**** SOURCE MATERIAL ****

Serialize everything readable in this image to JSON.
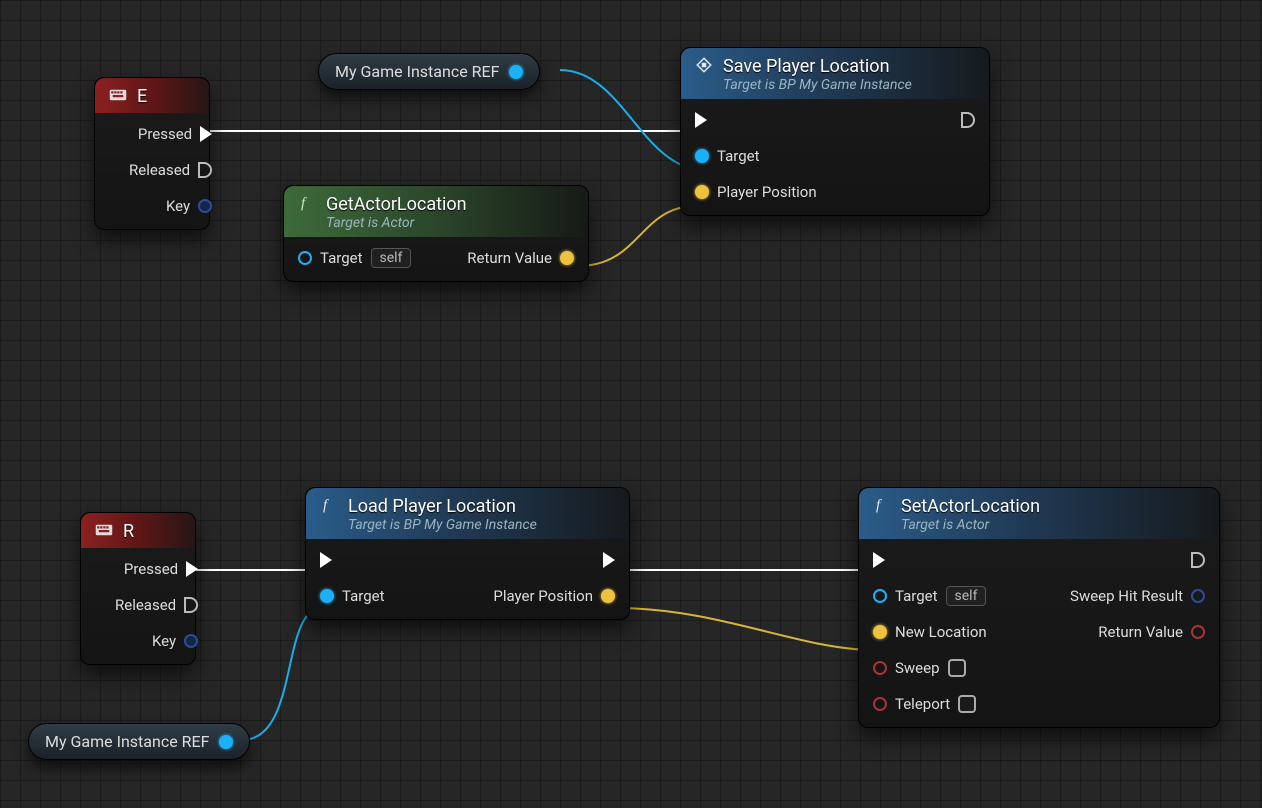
{
  "refPill1": {
    "label": "My Game Instance REF"
  },
  "refPill2": {
    "label": "My Game Instance REF"
  },
  "nodeE": {
    "title": "E",
    "pins": {
      "pressed": "Pressed",
      "released": "Released",
      "key": "Key"
    }
  },
  "nodeR": {
    "title": "R",
    "pins": {
      "pressed": "Pressed",
      "released": "Released",
      "key": "Key"
    }
  },
  "getActorLoc": {
    "title": "GetActorLocation",
    "sub": "Target is Actor",
    "pins": {
      "target": "Target",
      "self": "self",
      "ret": "Return Value"
    }
  },
  "savePlayerLoc": {
    "title": "Save Player Location",
    "sub": "Target is BP My Game Instance",
    "pins": {
      "target": "Target",
      "ppos": "Player Position"
    }
  },
  "loadPlayerLoc": {
    "title": "Load Player Location",
    "sub": "Target is BP My Game Instance",
    "pins": {
      "target": "Target",
      "ppos": "Player Position"
    }
  },
  "setActorLoc": {
    "title": "SetActorLocation",
    "sub": "Target is Actor",
    "pins": {
      "target": "Target",
      "self": "self",
      "newloc": "New Location",
      "sweep": "Sweep",
      "teleport": "Teleport",
      "sweephit": "Sweep Hit Result",
      "ret": "Return Value"
    }
  }
}
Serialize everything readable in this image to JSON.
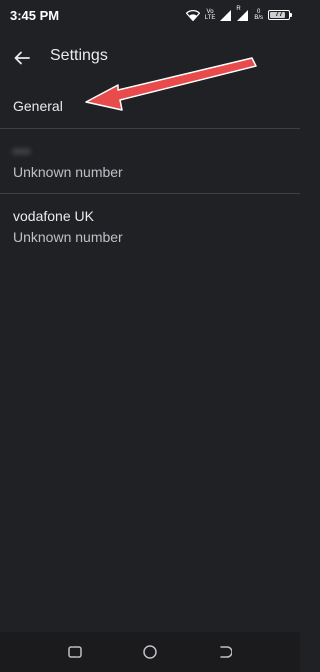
{
  "status_bar": {
    "time": "3:45 PM",
    "volte_label_top": "Vo",
    "volte_label_bottom": "LTE",
    "signal_r_label": "R",
    "data_rate_top": "0",
    "data_rate_bottom": "B/s",
    "battery_level": "77",
    "icons": [
      "wifi-icon",
      "volte-icon",
      "signal-icon",
      "signal-icon",
      "data-rate",
      "battery-icon"
    ]
  },
  "app_bar": {
    "title": "Settings",
    "back_icon": "arrow-left-icon"
  },
  "list": {
    "general": {
      "label": "General"
    },
    "sims": [
      {
        "name": "•••",
        "subtitle": "Unknown number"
      },
      {
        "name": "vodafone UK",
        "subtitle": "Unknown number"
      }
    ]
  },
  "annotation": {
    "arrow_color": "#e84b4b"
  },
  "nav_bar": {
    "icons": [
      "recents-icon",
      "home-icon",
      "back-nav-icon"
    ]
  }
}
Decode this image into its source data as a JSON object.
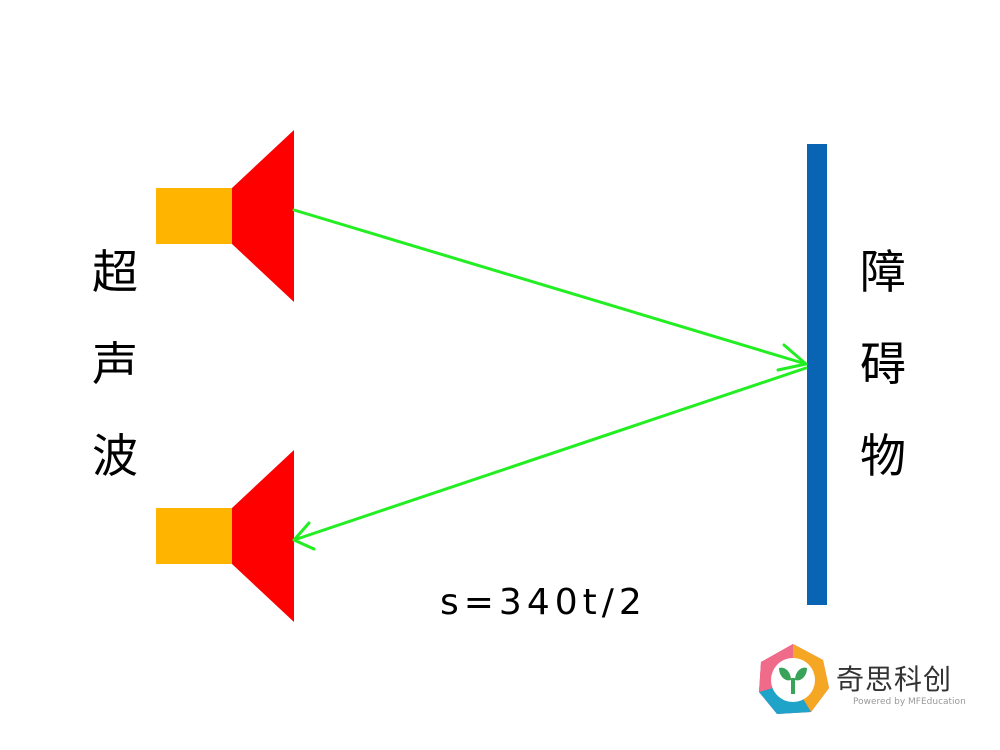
{
  "labels": {
    "left": [
      "超",
      "声",
      "波"
    ],
    "right": [
      "障",
      "碍",
      "物"
    ]
  },
  "formula": "s=340t/2",
  "logo": {
    "title": "奇思科创",
    "subtitle": "Powered by MFEducation"
  },
  "colors": {
    "speaker_body": "#FFB400",
    "speaker_cone": "#FF0000",
    "wave": "#22EE22",
    "obstacle": "#0A64B4"
  },
  "icons": {
    "speaker": "speaker-icon",
    "logo": "brand-logo-icon"
  }
}
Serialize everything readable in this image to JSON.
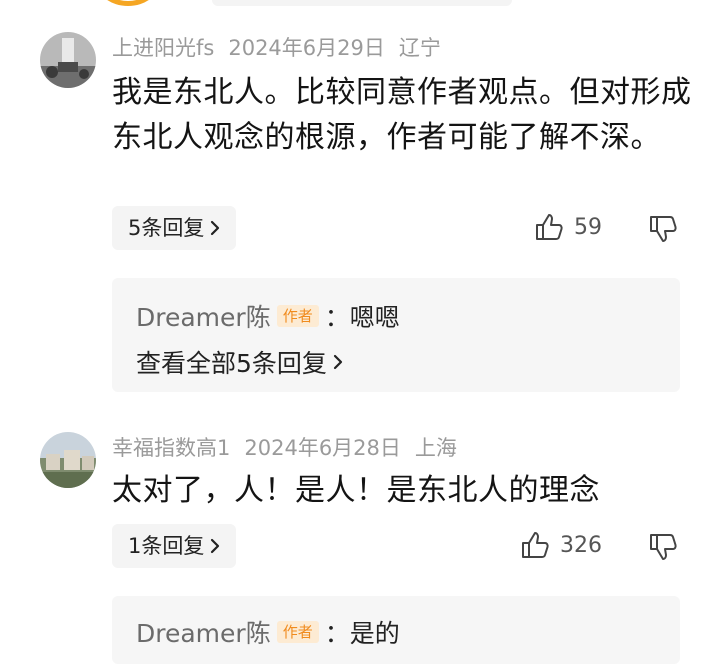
{
  "comments": [
    {
      "username": "上进阳光fs",
      "date": "2024年6月29日",
      "location": "辽宁",
      "text": "我是东北人。比较同意作者观点。但对形成东北人观念的根源，作者可能了解不深。",
      "reply_count_label": "5条回复",
      "likes": "59",
      "sub_reply": {
        "username": "Dreamer陈",
        "tag": "作者",
        "separator": "：",
        "text": "嗯嗯"
      },
      "view_all_label": "查看全部5条回复"
    },
    {
      "username": "幸福指数高1",
      "date": "2024年6月28日",
      "location": "上海",
      "text": "太对了，人！是人！是东北人的理念",
      "reply_count_label": "1条回复",
      "likes": "326",
      "sub_reply": {
        "username": "Dreamer陈",
        "tag": "作者",
        "separator": "：",
        "text": "是的"
      }
    }
  ],
  "icons": {
    "like": "thumb-up-icon",
    "dislike": "thumb-down-icon",
    "chevron": "chevron-right-icon"
  },
  "colors": {
    "meta_text": "#9a9a9a",
    "author_tag_bg": "#fdebd3",
    "author_tag_text": "#f08b1e",
    "panel_bg": "#f4f4f4"
  }
}
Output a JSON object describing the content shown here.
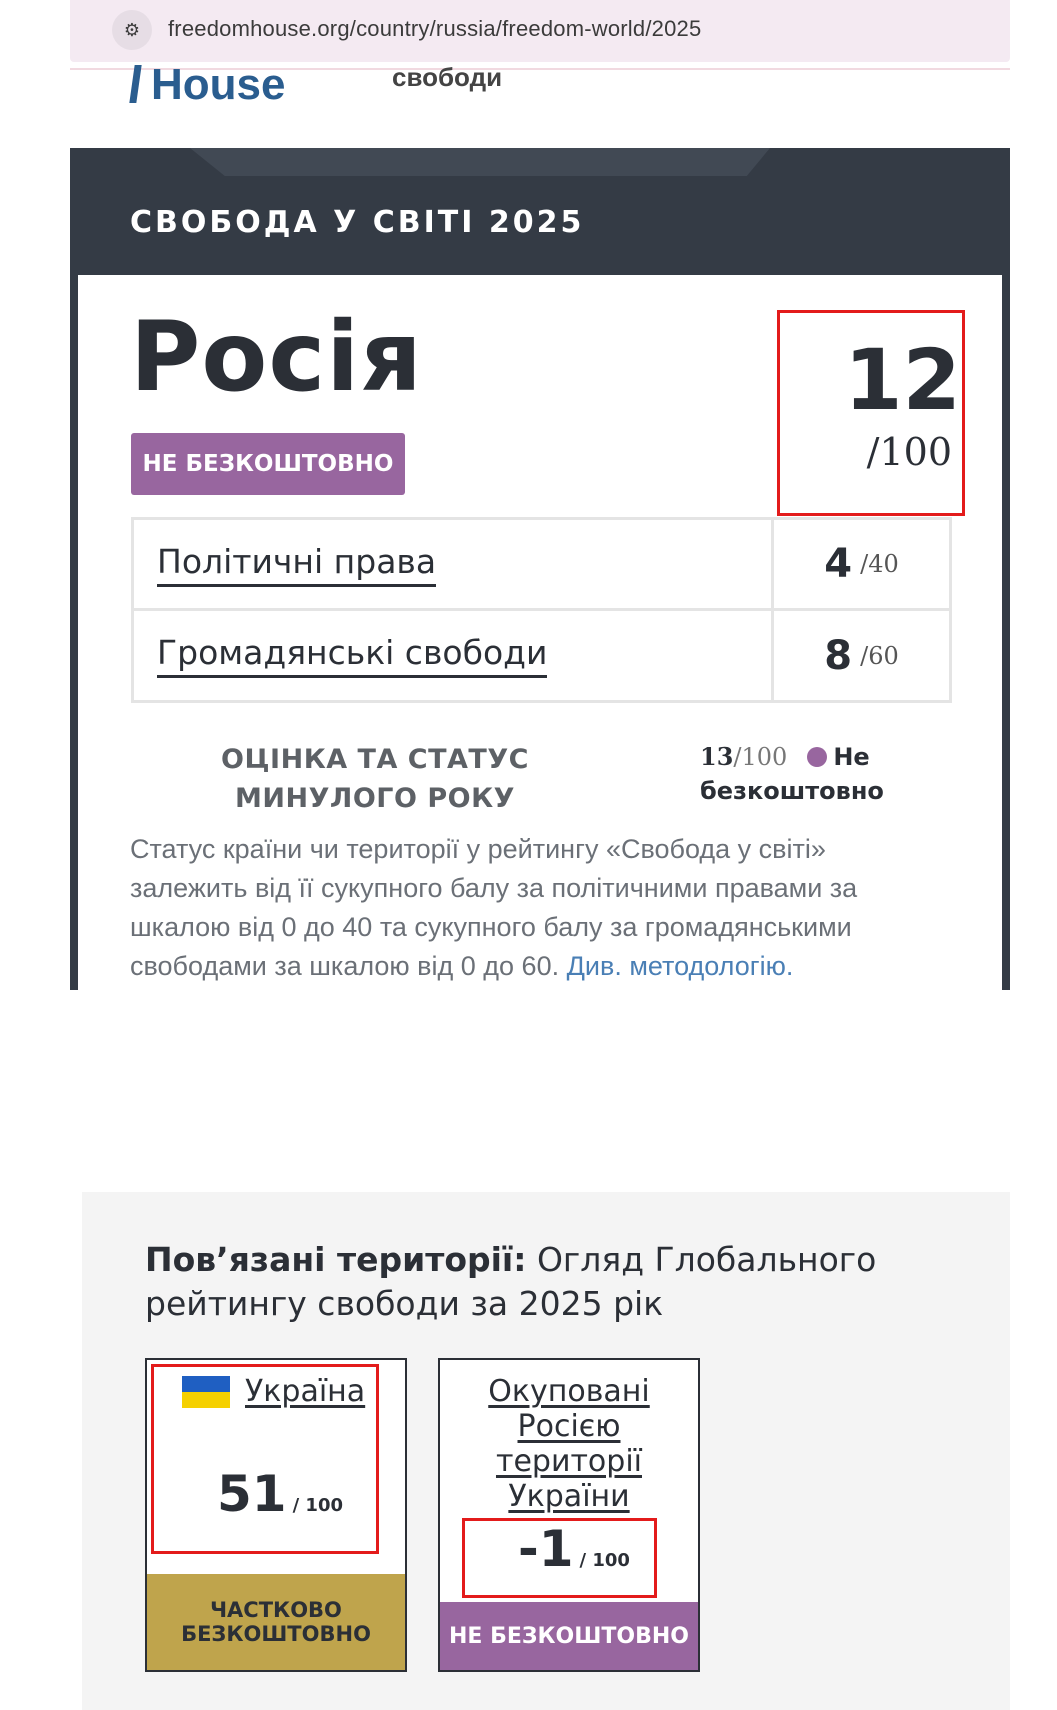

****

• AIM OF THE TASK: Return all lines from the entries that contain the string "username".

• OUTPUT FOR THIS TASK:
      "username": "上进阳光fs",
        "username": "Dreamer陈",
      "username": "幸福指数高1",
        "username": "Dreamer陈",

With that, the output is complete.